TASK INSTRUCTIONS | Look through the data that follows and copy each line with the string "Correction".

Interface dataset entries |

+++

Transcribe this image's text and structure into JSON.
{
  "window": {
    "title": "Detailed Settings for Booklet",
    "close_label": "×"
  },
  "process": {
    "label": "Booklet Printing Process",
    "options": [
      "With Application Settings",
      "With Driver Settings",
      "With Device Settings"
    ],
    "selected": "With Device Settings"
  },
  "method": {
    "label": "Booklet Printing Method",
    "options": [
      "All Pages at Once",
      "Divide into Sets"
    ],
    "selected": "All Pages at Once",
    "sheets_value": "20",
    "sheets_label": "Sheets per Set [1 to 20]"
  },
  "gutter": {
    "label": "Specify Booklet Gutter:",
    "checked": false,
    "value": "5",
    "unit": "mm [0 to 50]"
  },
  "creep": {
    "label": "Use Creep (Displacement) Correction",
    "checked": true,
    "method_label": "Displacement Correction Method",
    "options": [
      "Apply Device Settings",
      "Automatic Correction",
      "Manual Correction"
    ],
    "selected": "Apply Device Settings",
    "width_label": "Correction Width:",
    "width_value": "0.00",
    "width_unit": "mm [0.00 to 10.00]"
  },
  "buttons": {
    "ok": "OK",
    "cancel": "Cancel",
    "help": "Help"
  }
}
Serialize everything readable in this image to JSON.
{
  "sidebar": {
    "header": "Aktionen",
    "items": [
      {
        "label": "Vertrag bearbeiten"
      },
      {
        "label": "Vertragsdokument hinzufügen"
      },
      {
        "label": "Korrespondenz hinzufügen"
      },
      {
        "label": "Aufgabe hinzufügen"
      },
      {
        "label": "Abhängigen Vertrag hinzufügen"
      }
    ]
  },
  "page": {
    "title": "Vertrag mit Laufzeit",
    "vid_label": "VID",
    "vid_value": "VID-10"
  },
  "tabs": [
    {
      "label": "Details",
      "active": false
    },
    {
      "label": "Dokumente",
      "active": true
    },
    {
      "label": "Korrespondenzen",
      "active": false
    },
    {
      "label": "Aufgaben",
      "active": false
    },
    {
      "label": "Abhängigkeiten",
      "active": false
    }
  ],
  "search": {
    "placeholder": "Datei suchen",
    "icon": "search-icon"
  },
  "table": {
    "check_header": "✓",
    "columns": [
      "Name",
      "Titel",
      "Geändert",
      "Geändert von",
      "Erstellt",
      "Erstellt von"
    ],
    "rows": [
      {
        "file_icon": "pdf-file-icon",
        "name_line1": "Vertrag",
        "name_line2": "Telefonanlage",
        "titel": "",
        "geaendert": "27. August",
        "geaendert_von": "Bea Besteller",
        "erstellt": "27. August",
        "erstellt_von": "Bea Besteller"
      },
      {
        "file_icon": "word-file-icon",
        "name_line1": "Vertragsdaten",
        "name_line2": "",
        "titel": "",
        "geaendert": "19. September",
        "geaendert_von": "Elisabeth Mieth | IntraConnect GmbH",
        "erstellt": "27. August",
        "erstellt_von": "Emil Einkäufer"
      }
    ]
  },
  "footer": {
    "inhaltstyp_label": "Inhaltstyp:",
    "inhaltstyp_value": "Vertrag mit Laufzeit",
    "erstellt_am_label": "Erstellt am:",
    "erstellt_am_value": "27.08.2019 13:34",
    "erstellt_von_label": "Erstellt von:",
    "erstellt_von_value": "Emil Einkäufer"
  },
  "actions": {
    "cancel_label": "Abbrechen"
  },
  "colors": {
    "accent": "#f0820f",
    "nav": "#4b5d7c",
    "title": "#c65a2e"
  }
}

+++

EXERCISE RESULT |
    "label": "Use Creep (Displacement) Correction",
    "method_label": "Displacement Correction Method",
      "Automatic Correction",
      "Manual Correction"
    "width_label": "Correction Width:",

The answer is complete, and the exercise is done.